RECORDS FOR THE EXERCISE:
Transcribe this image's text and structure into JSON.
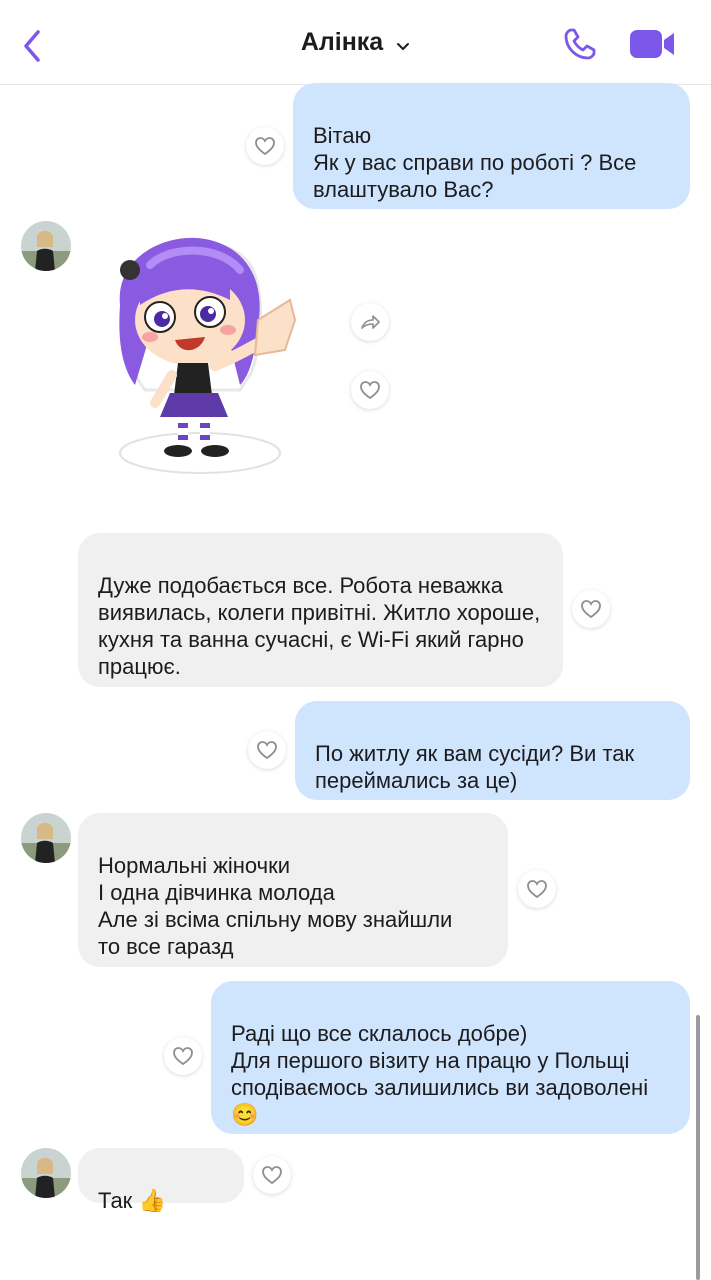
{
  "header": {
    "title": "Алінка",
    "accent": "#7b57ea"
  },
  "icons": {
    "back": "chevron-left-icon",
    "title_caret": "chevron-down-icon",
    "call": "phone-icon",
    "video": "video-camera-icon",
    "reaction": "heart-icon",
    "forward": "forward-arrow-icon"
  },
  "messages": [
    {
      "dir": "out",
      "text": "Вітаю\nЯк у вас справи по роботі ? Все влаштувало Вас?"
    },
    {
      "dir": "in",
      "type": "sticker",
      "sticker": "waving-girl-sticker"
    },
    {
      "dir": "in",
      "text": "Дуже подобається все. Робота неважка виявилась, колеги привітні. Житло хороше, кухня та ванна сучасні, є  Wi-Fi який гарно працює."
    },
    {
      "dir": "out",
      "text": "По житлу як вам сусіди? Ви так переймались за це)"
    },
    {
      "dir": "in",
      "text": "Нормальні жіночки\nІ одна дівчинка молода\nАле зі всіма спільну мову знайшли\nто все гаразд"
    },
    {
      "dir": "out",
      "text": "Раді що все склалось добре)\nДля першого візиту на працю у Польщі сподіваємось залишились ви задоволені ",
      "emoji": "😊"
    },
    {
      "dir": "in",
      "text": "Так ",
      "emoji": "👍"
    }
  ],
  "colors": {
    "outgoing_bubble": "#cfe4fd",
    "incoming_bubble": "#f0f0f1",
    "accent": "#7b57ea"
  }
}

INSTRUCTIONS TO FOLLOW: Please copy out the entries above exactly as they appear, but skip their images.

TASK RESULT:
Transcribe this image's text and structure into JSON.
{
  "header": {
    "title": "Алінка",
    "accent": "#7b57ea"
  },
  "icons": {
    "back": "chevron-left-icon",
    "title_caret": "chevron-down-icon",
    "call": "phone-icon",
    "video": "video-camera-icon",
    "reaction": "heart-icon",
    "forward": "forward-arrow-icon"
  },
  "messages": [
    {
      "dir": "out",
      "text": "Вітаю\nЯк у вас справи по роботі ? Все влаштувало Вас?"
    },
    {
      "dir": "in",
      "type": "sticker",
      "sticker": "waving-girl-sticker"
    },
    {
      "dir": "in",
      "text": "Дуже подобається все. Робота неважка виявилась, колеги привітні. Житло хороше, кухня та ванна сучасні, є  Wi-Fi який гарно працює."
    },
    {
      "dir": "out",
      "text": "По житлу як вам сусіди? Ви так переймались за це)"
    },
    {
      "dir": "in",
      "text": "Нормальні жіночки\nІ одна дівчинка молода\nАле зі всіма спільну мову знайшли\nто все гаразд"
    },
    {
      "dir": "out",
      "text": "Раді що все склалось добре)\nДля першого візиту на працю у Польщі сподіваємось залишились ви задоволені ",
      "emoji": "😊"
    },
    {
      "dir": "in",
      "text": "Так ",
      "emoji": "👍"
    }
  ],
  "colors": {
    "outgoing_bubble": "#cfe4fd",
    "incoming_bubble": "#f0f0f1",
    "accent": "#7b57ea"
  }
}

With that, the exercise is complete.